All I can do here is share my own opinion on this which I consider to be not necessarily a middle ground, but a third perspective. I don’t necessarily feel that we should celebrate Christmas, at least not every aspect of it. There are those few verses in Jeremiah I mentioned earlier, but I am not really sure if they are any different than the ones found throughout the Old Testament that say things like “don’t shave the corners of your beard”. The pagan aspects originally associated with Christmas have all disappeared just like the ones associated with the names of the days of the week have ( think SATURNday, SUNday, MOONday etc). As for my family, we have ditched the tree and accessories but not because I think we are under the old Hebrew law but more as an act of being sensitive toward the beliefs of some of our friends who are against it.
Although we still get together with family and exchange small gifts with each other, I would like to think that we avoid making the day about just getting stuff. One of the scariest things I read recently was that Americans alone spend $450 billion on Christmas annually; to put that in perspective, $20 billion would be enough to give water to the world for a year. That means if America alone spent 5% less on buying gifts and donated that money to the right people, the entire would have access to clean drinking water. So why not cut back a little on our spending and donate to a good cause? I personally like GFA because 1) I know one of the leaders and can vouch for their ministry and 2) 100% of your donation goes to what you gave it for, plus you can even choose the gift. You can pick anything from a water purifier to a pair of chickens which means eggs and income to a poor family. These are life changing gifts that come with the message of God’s love.
While I am not super eager on celebrating most aspects of Christmas, I do feel that we should celebrate Christ always, and the 25th December does present some unique opportunities to do this. It certainly offers up opportunities to share the Gospel, it is also an annual reminder of the birth of Jesus and everything that that entails and I love reading the blogs and scriptures on the subject that pop up this time of year. It is also a chance to be charitable as opportunities for giving are everywhere we look.
So yeah, to those who love the holiday, great, but let’s keep perspective. Many of us scoff at the prosperity preachers, but in reality we still live very comfortable lives and when our bank account looks healthy, we normally spend the money on fancy holidays or small shiny things and call it God’s blessing without really considering our needy brothers out there in the world. I’m not saying we can’t go on vacations or buy nice things, but rather that we should examine our hearts more carefully.
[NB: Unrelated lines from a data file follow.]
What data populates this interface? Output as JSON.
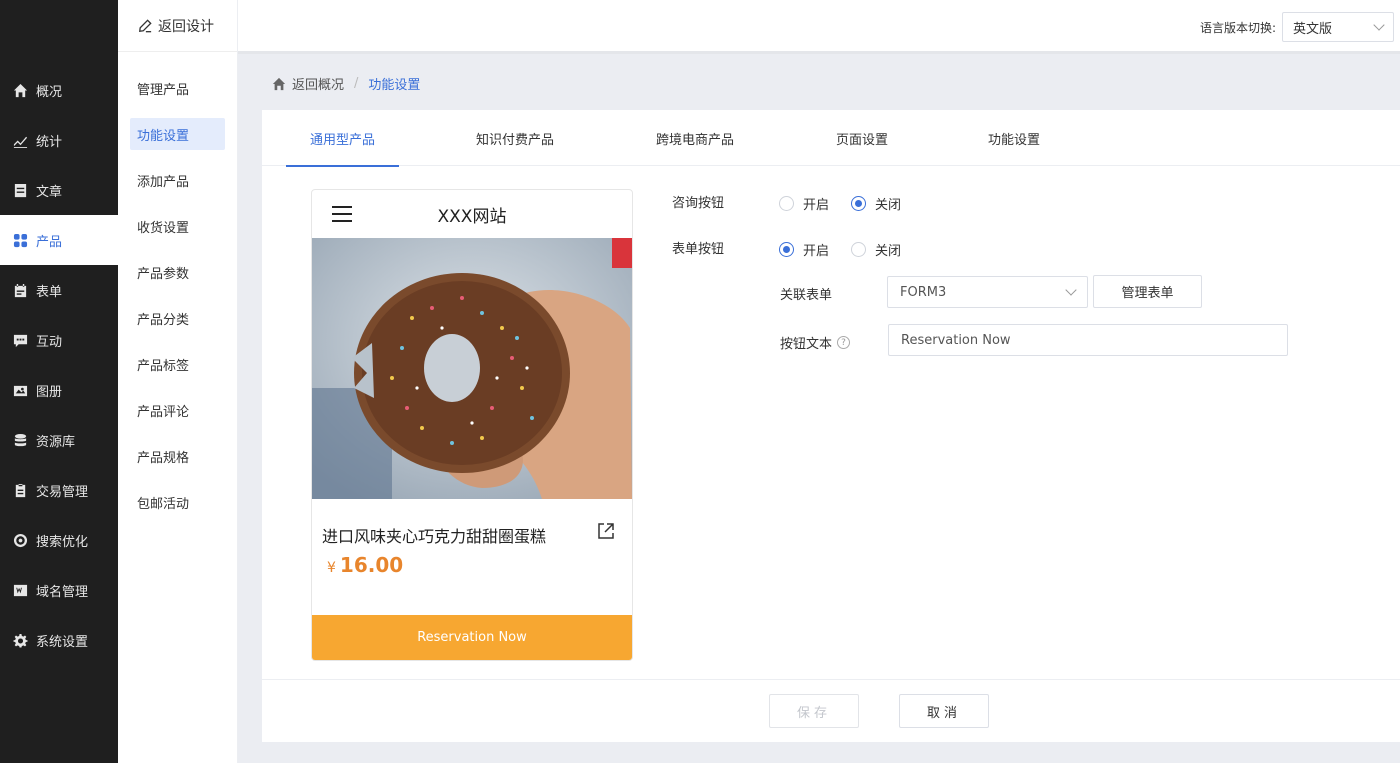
{
  "sidebar": {
    "items": [
      {
        "label": "概况",
        "icon": "home-icon"
      },
      {
        "label": "统计",
        "icon": "chart-icon"
      },
      {
        "label": "文章",
        "icon": "article-icon"
      },
      {
        "label": "产品",
        "icon": "grid-icon"
      },
      {
        "label": "表单",
        "icon": "calendar-icon"
      },
      {
        "label": "互动",
        "icon": "chat-icon"
      },
      {
        "label": "图册",
        "icon": "album-icon"
      },
      {
        "label": "资源库",
        "icon": "database-icon"
      },
      {
        "label": "交易管理",
        "icon": "clipboard-icon"
      },
      {
        "label": "搜索优化",
        "icon": "target-icon"
      },
      {
        "label": "域名管理",
        "icon": "domain-icon"
      },
      {
        "label": "系统设置",
        "icon": "gear-icon"
      }
    ],
    "active_index": 3
  },
  "subside": {
    "back_label": "返回设计",
    "items": [
      "管理产品",
      "功能设置",
      "添加产品",
      "收货设置",
      "产品参数",
      "产品分类",
      "产品标签",
      "产品评论",
      "产品规格",
      "包邮活动"
    ],
    "active_index": 1
  },
  "header": {
    "lang_label": "语言版本切换:",
    "lang_value": "英文版"
  },
  "breadcrumb": {
    "home": "返回概况",
    "current": "功能设置"
  },
  "tabs": [
    "通用型产品",
    "知识付费产品",
    "跨境电商产品",
    "页面设置",
    "功能设置"
  ],
  "preview": {
    "site_title": "XXX网站",
    "product_title": "进口风味夹心巧克力甜甜圈蛋糕",
    "currency": "¥",
    "price": "16.00",
    "cta": "Reservation Now"
  },
  "form": {
    "consult_label": "咨询按钮",
    "consult_on": "开启",
    "consult_off": "关闭",
    "consult_value": "off",
    "form_label": "表单按钮",
    "form_on": "开启",
    "form_off": "关闭",
    "form_value": "on",
    "link_form_label": "关联表单",
    "link_form_value": "FORM3",
    "manage_form": "管理表单",
    "btn_text_label": "按钮文本",
    "btn_text_value": "Reservation Now"
  },
  "footer": {
    "save": "保存",
    "cancel": "取消"
  },
  "colors": {
    "accent": "#3a6fd8",
    "cta": "#f7a731",
    "price": "#e8852c"
  }
}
And to those who oppose Christmas, I am reminded of Paul’s words in Romans 14
One person esteems one day above another; another esteems every day alike. Let each be fully convinced in his own mind. He who observes the day, observes it to the Lord, and he who does not observe the day, to the Lord he does not observe it...but why do you judge your brother? Or why do you show contempt for your brother?...Therefore let us not judge one another anymore, but rather resolve this, not to put a stumbling block or a cause to fall in our brothers way.
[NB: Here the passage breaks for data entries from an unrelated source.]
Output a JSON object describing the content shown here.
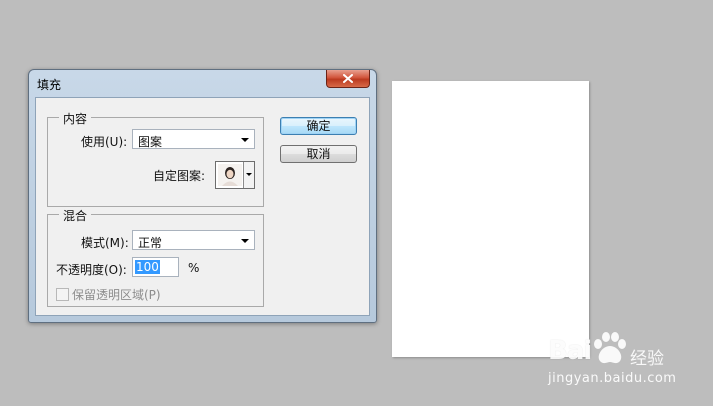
{
  "dialog": {
    "title": "填充",
    "close_icon": "close-x-icon",
    "content_group": {
      "legend": "内容",
      "use_label": "使用(U):",
      "use_value": "图案",
      "custom_pattern_label": "自定图案:"
    },
    "blend_group": {
      "legend": "混合",
      "mode_label": "模式(M):",
      "mode_value": "正常",
      "opacity_label": "不透明度(O):",
      "opacity_value": "100",
      "opacity_unit": "%",
      "preserve_transparency_label": "保留透明区域(P)"
    },
    "ok_label": "确定",
    "cancel_label": "取消"
  },
  "watermark": {
    "brand_left": "Bai",
    "brand_right": "经验",
    "url": "jingyan.baidu.com"
  },
  "colors": {
    "desktop": "#bdbdbd",
    "selection": "#3399ff",
    "close_button": "#c9482e"
  }
}
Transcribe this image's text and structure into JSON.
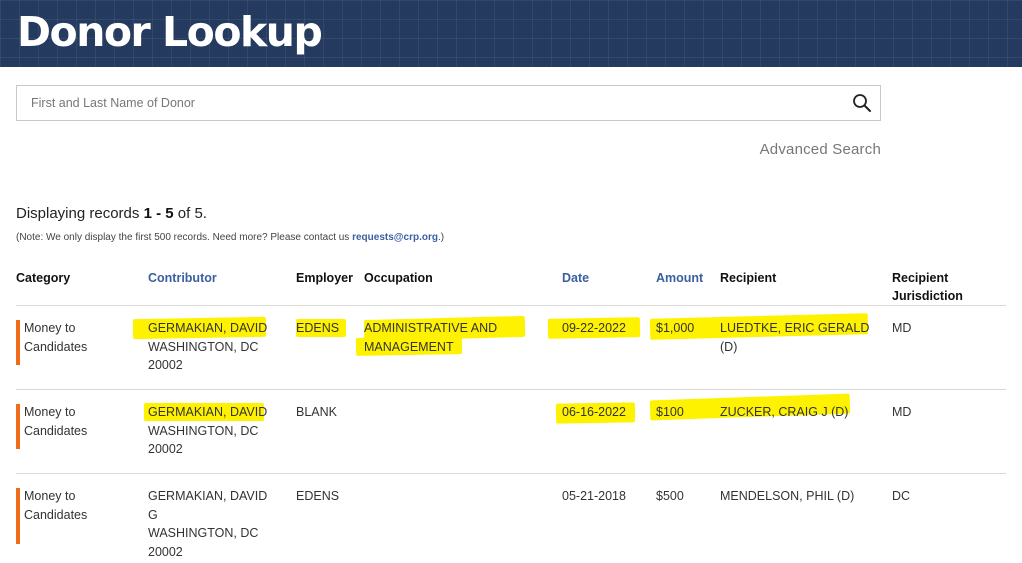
{
  "header": {
    "title": "Donor Lookup"
  },
  "search": {
    "placeholder": "First and Last Name of Donor",
    "value": "",
    "icon": "search-icon"
  },
  "advanced_search": "Advanced Search",
  "summary": {
    "prefix": "Displaying records",
    "range": "1 - 5",
    "of": "of",
    "total": "5",
    "suffix": "."
  },
  "note": {
    "text": "(Note: We only display the first 500 records. Need more? Please contact us",
    "email": "requests@crp.org",
    "close": ".)"
  },
  "columns": {
    "category": "Category",
    "contributor": "Contributor",
    "employer": "Employer",
    "occupation": "Occupation",
    "date": "Date",
    "amount": "Amount",
    "recipient": "Recipient",
    "jurisdiction_1": "Recipient",
    "jurisdiction_2": "Jurisdiction"
  },
  "rows": [
    {
      "category": [
        "Money to",
        "Candidates"
      ],
      "contributor": [
        "GERMAKIAN, DAVID",
        "WASHINGTON, DC",
        "20002"
      ],
      "employer": "EDENS",
      "occupation": [
        "ADMINISTRATIVE AND",
        "MANAGEMENT"
      ],
      "date": "09-22-2022",
      "amount": "$1,000",
      "recipient": [
        "LUEDTKE, ERIC GERALD",
        "(D)"
      ],
      "jurisdiction": "MD"
    },
    {
      "category": [
        "Money to",
        "Candidates"
      ],
      "contributor": [
        "GERMAKIAN, DAVID",
        "WASHINGTON, DC",
        "20002"
      ],
      "employer": "BLANK",
      "occupation": [],
      "date": "06-16-2022",
      "amount": "$100",
      "recipient": [
        "ZUCKER, CRAIG J (D)"
      ],
      "jurisdiction": "MD"
    },
    {
      "category": [
        "Money to",
        "Candidates"
      ],
      "contributor": [
        "GERMAKIAN, DAVID",
        "G",
        "WASHINGTON, DC",
        "20002"
      ],
      "employer": "EDENS",
      "occupation": [],
      "date": "05-21-2018",
      "amount": "$500",
      "recipient": [
        "MENDELSON, PHIL (D)"
      ],
      "jurisdiction": "DC"
    }
  ],
  "colors": {
    "banner": "#243a5e",
    "link": "#3b5fa0",
    "category_bar": "#ef6c1d",
    "highlight": "#fff200"
  }
}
Some would say that we are called to be holy and separate from the world, but when we judge others motives or lack grace then how separate are we from the ways of the world? It’s better to err on the side of caution with ourselves while extending grace to others.
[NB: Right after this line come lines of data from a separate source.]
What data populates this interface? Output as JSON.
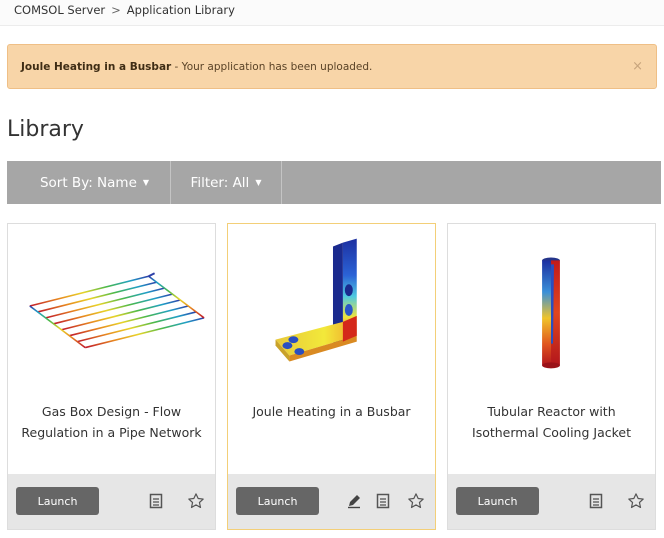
{
  "breadcrumb": {
    "root": "COMSOL Server",
    "separator": ">",
    "current": "Application Library"
  },
  "alert": {
    "app_name": "Joule Heating in a Busbar",
    "message": " - Your application has been uploaded.",
    "close": "×"
  },
  "page": {
    "title": "Library"
  },
  "toolbar": {
    "sort_label": "Sort By: Name",
    "filter_label": "Filter: All"
  },
  "cards": [
    {
      "title": "Gas Box Design - Flow Regulation in a Pipe Network",
      "launch": "Launch"
    },
    {
      "title": "Joule Heating in a Busbar",
      "launch": "Launch"
    },
    {
      "title": "Tubular Reactor with Isothermal Cooling Jacket",
      "launch": "Launch"
    }
  ]
}
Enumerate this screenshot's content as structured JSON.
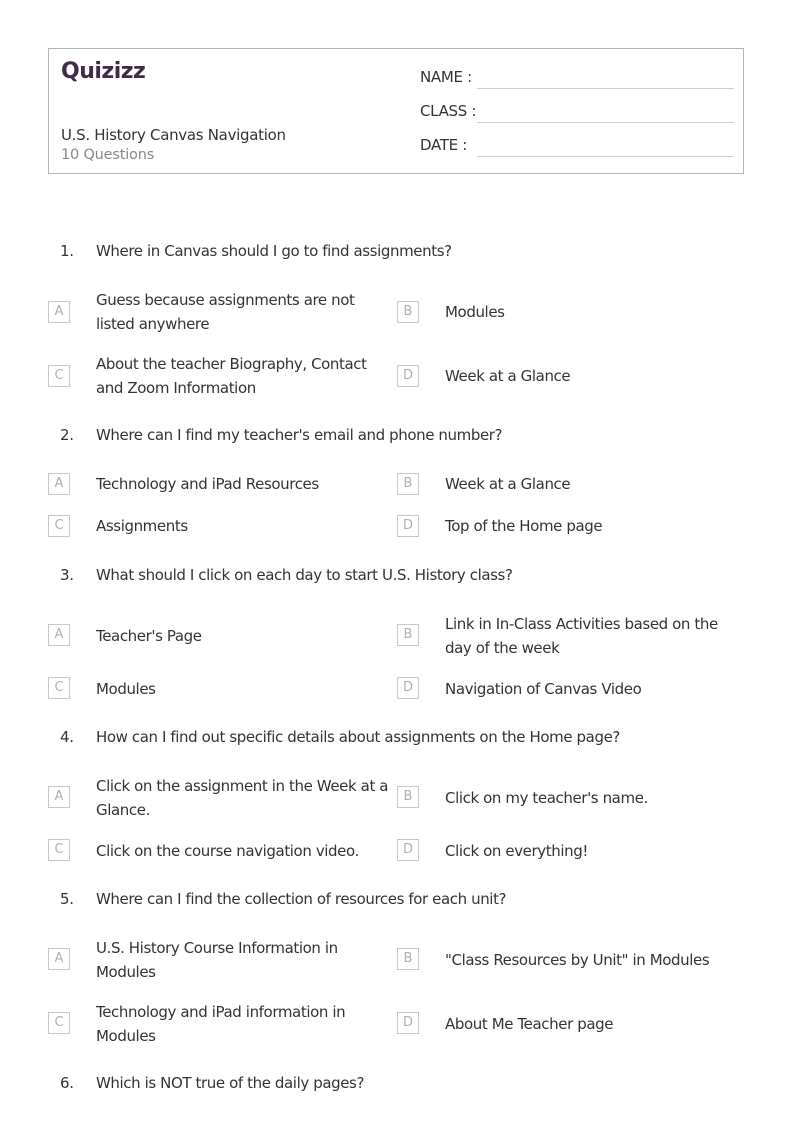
{
  "header": {
    "logo": "Quizizz",
    "title": "U.S. History Canvas Navigation",
    "count": "10 Questions",
    "fields": [
      {
        "label": "NAME :"
      },
      {
        "label": "CLASS :"
      },
      {
        "label": "DATE  :"
      }
    ]
  },
  "questions": [
    {
      "number": "1.",
      "text": "Where in Canvas should I go to find assignments?",
      "options": [
        {
          "letter": "A",
          "text": "Guess because assignments are not listed anywhere"
        },
        {
          "letter": "B",
          "text": "Modules"
        },
        {
          "letter": "C",
          "text": "About the teacher Biography, Contact and Zoom Information"
        },
        {
          "letter": "D",
          "text": "Week at a Glance"
        }
      ]
    },
    {
      "number": "2.",
      "text": "Where can I find my teacher's email and phone number?",
      "options": [
        {
          "letter": "A",
          "text": "Technology and iPad Resources"
        },
        {
          "letter": "B",
          "text": "Week at a Glance"
        },
        {
          "letter": "C",
          "text": "Assignments"
        },
        {
          "letter": "D",
          "text": "Top of the Home page"
        }
      ]
    },
    {
      "number": "3.",
      "text": "What should I click on each day to start U.S. History class?",
      "options": [
        {
          "letter": "A",
          "text": "Teacher's Page"
        },
        {
          "letter": "B",
          "text": "Link in In-Class Activities based on the day of the week"
        },
        {
          "letter": "C",
          "text": "Modules"
        },
        {
          "letter": "D",
          "text": "Navigation of Canvas Video"
        }
      ]
    },
    {
      "number": "4.",
      "text": "How can I find out specific details about assignments on the Home page?",
      "options": [
        {
          "letter": "A",
          "text": "Click on the assignment in the Week at a Glance."
        },
        {
          "letter": "B",
          "text": "Click on my teacher's name."
        },
        {
          "letter": "C",
          "text": "Click on the course navigation video."
        },
        {
          "letter": "D",
          "text": "Click on everything!"
        }
      ]
    },
    {
      "number": "5.",
      "text": "Where can I find the collection of resources for each unit?",
      "options": [
        {
          "letter": "A",
          "text": "U.S. History Course Information in Modules"
        },
        {
          "letter": "B",
          "text": "\"Class Resources by Unit\" in Modules"
        },
        {
          "letter": "C",
          "text": "Technology and iPad information in Modules"
        },
        {
          "letter": "D",
          "text": "About Me Teacher page"
        }
      ]
    },
    {
      "number": "6.",
      "text": "Which is NOT true of the daily pages?",
      "options": []
    }
  ]
}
Happy holidays all! May the life of Christ capture your hearts this Christmas. :)